Segment Start: LISTED ENTRIES

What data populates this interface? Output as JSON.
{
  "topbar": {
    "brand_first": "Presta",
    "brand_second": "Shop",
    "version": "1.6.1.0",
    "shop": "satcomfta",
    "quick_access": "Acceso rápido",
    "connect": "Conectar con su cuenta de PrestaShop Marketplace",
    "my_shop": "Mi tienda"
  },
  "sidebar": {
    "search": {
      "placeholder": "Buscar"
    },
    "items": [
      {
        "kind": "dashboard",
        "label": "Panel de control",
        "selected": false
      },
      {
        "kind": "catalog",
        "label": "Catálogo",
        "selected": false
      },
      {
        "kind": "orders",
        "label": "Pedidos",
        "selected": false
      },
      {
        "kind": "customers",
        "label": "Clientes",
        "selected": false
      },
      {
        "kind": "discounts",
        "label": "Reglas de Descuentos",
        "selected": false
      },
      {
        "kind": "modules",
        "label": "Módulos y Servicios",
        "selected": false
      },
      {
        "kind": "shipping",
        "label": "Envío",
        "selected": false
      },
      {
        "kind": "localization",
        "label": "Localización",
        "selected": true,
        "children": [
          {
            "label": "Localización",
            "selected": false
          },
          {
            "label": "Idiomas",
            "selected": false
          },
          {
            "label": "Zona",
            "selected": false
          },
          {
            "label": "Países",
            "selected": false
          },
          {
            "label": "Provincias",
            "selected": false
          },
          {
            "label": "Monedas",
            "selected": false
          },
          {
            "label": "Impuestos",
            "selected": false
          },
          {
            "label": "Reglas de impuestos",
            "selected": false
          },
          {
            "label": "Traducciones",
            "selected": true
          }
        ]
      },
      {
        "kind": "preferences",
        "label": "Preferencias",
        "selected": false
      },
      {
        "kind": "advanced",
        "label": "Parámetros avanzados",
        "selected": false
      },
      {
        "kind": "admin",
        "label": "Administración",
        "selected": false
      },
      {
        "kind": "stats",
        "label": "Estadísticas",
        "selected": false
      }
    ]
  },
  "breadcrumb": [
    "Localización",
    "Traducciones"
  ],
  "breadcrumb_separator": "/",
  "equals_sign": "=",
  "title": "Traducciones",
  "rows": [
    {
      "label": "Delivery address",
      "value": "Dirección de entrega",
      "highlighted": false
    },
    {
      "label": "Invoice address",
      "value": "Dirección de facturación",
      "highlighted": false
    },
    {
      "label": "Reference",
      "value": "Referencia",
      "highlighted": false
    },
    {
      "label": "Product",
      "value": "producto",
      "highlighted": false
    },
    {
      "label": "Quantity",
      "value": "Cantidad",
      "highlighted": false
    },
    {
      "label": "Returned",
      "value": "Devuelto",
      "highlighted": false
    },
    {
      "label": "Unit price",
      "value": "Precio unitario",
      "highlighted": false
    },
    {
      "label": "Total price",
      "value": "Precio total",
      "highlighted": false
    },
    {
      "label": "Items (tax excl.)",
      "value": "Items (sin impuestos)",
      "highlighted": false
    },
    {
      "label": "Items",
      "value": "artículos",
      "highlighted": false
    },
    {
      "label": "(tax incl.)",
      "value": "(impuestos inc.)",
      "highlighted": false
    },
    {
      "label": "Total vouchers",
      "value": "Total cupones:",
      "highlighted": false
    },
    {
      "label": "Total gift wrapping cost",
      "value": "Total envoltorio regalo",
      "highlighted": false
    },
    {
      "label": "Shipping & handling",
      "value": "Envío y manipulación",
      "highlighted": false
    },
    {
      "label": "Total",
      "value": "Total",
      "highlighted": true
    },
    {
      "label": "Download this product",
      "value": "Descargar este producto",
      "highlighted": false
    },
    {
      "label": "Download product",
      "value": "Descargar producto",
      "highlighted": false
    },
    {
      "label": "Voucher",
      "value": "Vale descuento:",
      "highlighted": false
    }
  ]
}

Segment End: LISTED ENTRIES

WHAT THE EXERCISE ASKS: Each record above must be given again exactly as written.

EXPECTED ANSWER:
What data populates this interface? Output as JSON.
{
  "topbar": {
    "brand_first": "Presta",
    "brand_second": "Shop",
    "version": "1.6.1.0",
    "shop": "satcomfta",
    "quick_access": "Acceso rápido",
    "connect": "Conectar con su cuenta de PrestaShop Marketplace",
    "my_shop": "Mi tienda"
  },
  "sidebar": {
    "search": {
      "placeholder": "Buscar"
    },
    "items": [
      {
        "kind": "dashboard",
        "label": "Panel de control",
        "selected": false
      },
      {
        "kind": "catalog",
        "label": "Catálogo",
        "selected": false
      },
      {
        "kind": "orders",
        "label": "Pedidos",
        "selected": false
      },
      {
        "kind": "customers",
        "label": "Clientes",
        "selected": false
      },
      {
        "kind": "discounts",
        "label": "Reglas de Descuentos",
        "selected": false
      },
      {
        "kind": "modules",
        "label": "Módulos y Servicios",
        "selected": false
      },
      {
        "kind": "shipping",
        "label": "Envío",
        "selected": false
      },
      {
        "kind": "localization",
        "label": "Localización",
        "selected": true,
        "children": [
          {
            "label": "Localización",
            "selected": false
          },
          {
            "label": "Idiomas",
            "selected": false
          },
          {
            "label": "Zona",
            "selected": false
          },
          {
            "label": "Países",
            "selected": false
          },
          {
            "label": "Provincias",
            "selected": false
          },
          {
            "label": "Monedas",
            "selected": false
          },
          {
            "label": "Impuestos",
            "selected": false
          },
          {
            "label": "Reglas de impuestos",
            "selected": false
          },
          {
            "label": "Traducciones",
            "selected": true
          }
        ]
      },
      {
        "kind": "preferences",
        "label": "Preferencias",
        "selected": false
      },
      {
        "kind": "advanced",
        "label": "Parámetros avanzados",
        "selected": false
      },
      {
        "kind": "admin",
        "label": "Administración",
        "selected": false
      },
      {
        "kind": "stats",
        "label": "Estadísticas",
        "selected": false
      }
    ]
  },
  "breadcrumb": [
    "Localización",
    "Traducciones"
  ],
  "breadcrumb_separator": "/",
  "equals_sign": "=",
  "title": "Traducciones",
  "rows": [
    {
      "label": "Delivery address",
      "value": "Dirección de entrega",
      "highlighted": false
    },
    {
      "label": "Invoice address",
      "value": "Dirección de facturación",
      "highlighted": false
    },
    {
      "label": "Reference",
      "value": "Referencia",
      "highlighted": false
    },
    {
      "label": "Product",
      "value": "producto",
      "highlighted": false
    },
    {
      "label": "Quantity",
      "value": "Cantidad",
      "highlighted": false
    },
    {
      "label": "Returned",
      "value": "Devuelto",
      "highlighted": false
    },
    {
      "label": "Unit price",
      "value": "Precio unitario",
      "highlighted": false
    },
    {
      "label": "Total price",
      "value": "Precio total",
      "highlighted": false
    },
    {
      "label": "Items (tax excl.)",
      "value": "Items (sin impuestos)",
      "highlighted": false
    },
    {
      "label": "Items",
      "value": "artículos",
      "highlighted": false
    },
    {
      "label": "(tax incl.)",
      "value": "(impuestos inc.)",
      "highlighted": false
    },
    {
      "label": "Total vouchers",
      "value": "Total cupones:",
      "highlighted": false
    },
    {
      "label": "Total gift wrapping cost",
      "value": "Total envoltorio regalo",
      "highlighted": false
    },
    {
      "label": "Shipping & handling",
      "value": "Envío y manipulación",
      "highlighted": false
    },
    {
      "label": "Total",
      "value": "Total",
      "highlighted": true
    },
    {
      "label": "Download this product",
      "value": "Descargar este producto",
      "highlighted": false
    },
    {
      "label": "Download product",
      "value": "Descargar producto",
      "highlighted": false
    },
    {
      "label": "Voucher",
      "value": "Vale descuento:",
      "highlighted": false
    }
  ]
}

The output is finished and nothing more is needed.